For the listing below, show each line that includes the string "SmartOF".

--- GIVEN DATA Enclosed Below ---

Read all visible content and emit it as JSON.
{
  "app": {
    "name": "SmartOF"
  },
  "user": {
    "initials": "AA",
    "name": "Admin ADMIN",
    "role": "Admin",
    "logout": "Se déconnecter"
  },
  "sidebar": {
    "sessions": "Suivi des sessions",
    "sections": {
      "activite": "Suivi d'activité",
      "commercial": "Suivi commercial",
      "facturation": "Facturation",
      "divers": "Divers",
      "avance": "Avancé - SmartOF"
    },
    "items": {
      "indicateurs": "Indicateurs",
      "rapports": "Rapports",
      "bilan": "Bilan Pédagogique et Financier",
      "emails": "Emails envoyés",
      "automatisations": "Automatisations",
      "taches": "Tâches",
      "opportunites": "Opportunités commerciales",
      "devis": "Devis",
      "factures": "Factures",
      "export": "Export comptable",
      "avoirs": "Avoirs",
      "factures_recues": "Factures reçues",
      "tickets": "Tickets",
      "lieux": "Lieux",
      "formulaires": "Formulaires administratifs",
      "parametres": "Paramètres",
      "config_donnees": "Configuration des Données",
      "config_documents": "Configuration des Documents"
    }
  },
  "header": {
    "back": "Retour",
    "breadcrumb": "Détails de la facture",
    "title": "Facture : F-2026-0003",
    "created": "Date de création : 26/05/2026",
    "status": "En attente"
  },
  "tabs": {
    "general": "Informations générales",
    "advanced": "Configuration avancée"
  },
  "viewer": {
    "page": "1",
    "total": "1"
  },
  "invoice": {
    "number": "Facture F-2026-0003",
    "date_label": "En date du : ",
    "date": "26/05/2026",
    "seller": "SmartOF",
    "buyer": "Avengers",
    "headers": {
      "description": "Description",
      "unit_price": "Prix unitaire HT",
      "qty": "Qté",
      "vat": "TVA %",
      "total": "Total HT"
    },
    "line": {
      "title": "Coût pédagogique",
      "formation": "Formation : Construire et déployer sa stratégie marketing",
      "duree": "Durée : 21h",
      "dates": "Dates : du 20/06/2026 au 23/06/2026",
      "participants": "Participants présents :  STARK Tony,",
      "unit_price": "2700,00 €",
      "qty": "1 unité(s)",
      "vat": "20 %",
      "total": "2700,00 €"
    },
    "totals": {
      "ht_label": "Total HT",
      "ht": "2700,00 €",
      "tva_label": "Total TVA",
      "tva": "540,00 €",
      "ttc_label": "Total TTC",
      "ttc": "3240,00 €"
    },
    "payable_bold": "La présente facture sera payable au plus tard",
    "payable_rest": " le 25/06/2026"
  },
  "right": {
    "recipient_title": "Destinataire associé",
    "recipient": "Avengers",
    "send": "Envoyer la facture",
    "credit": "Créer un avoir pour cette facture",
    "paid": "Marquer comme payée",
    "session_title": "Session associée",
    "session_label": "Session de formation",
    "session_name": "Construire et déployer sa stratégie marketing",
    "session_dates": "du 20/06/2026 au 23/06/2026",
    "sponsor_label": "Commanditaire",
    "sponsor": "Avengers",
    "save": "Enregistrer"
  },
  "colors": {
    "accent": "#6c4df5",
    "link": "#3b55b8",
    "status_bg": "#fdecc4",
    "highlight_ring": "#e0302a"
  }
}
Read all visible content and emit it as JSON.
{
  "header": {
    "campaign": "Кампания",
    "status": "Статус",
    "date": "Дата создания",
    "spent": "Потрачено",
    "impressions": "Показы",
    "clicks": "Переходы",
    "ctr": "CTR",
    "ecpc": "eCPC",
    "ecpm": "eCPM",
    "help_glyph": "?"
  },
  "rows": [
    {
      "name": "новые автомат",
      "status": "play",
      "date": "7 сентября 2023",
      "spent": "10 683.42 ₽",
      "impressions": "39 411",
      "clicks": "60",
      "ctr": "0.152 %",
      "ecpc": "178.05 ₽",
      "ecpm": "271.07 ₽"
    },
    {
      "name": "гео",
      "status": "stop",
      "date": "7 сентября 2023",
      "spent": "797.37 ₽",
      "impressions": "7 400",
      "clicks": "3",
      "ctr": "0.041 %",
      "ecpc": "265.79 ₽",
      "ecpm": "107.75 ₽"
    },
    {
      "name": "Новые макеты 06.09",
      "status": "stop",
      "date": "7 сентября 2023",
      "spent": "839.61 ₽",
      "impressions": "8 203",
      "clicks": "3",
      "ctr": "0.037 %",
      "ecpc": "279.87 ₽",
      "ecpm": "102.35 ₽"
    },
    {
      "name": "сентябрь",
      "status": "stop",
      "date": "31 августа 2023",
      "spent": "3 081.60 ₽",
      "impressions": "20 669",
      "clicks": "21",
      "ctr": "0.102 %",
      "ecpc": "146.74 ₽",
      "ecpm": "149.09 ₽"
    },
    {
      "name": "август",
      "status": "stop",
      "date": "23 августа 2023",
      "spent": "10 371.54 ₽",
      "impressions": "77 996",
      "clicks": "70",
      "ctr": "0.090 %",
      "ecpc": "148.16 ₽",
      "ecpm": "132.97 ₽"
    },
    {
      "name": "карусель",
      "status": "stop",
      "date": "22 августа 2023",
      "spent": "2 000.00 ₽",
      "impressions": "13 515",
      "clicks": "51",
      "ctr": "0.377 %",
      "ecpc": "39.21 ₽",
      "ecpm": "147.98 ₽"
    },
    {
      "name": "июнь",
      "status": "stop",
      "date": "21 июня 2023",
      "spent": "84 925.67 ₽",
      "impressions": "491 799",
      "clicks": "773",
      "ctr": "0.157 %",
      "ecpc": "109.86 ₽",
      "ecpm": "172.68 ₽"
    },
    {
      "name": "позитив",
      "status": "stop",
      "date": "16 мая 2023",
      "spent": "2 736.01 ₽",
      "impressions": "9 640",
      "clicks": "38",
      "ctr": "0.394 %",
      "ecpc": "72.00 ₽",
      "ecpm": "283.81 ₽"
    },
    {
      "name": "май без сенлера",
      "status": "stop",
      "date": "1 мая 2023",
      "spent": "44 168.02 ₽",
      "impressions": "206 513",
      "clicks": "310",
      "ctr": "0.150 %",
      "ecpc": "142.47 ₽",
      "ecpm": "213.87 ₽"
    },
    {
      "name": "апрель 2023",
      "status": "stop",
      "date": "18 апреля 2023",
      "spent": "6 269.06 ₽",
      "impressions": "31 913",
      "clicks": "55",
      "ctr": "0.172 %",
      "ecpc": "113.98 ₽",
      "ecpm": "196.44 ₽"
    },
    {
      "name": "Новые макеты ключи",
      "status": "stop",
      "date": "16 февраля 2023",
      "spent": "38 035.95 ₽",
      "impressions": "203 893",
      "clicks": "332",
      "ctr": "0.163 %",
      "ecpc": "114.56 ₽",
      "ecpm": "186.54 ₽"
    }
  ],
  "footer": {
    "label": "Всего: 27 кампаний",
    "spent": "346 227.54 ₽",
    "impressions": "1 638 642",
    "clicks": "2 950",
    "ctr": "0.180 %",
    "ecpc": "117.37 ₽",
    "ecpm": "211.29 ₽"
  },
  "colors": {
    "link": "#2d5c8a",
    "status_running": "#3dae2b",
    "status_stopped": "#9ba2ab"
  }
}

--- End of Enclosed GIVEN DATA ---

RESPONSE AREA:
    "name": "SmartOF"
      "avance": "Avancé - SmartOF"
    "seller": "SmartOF",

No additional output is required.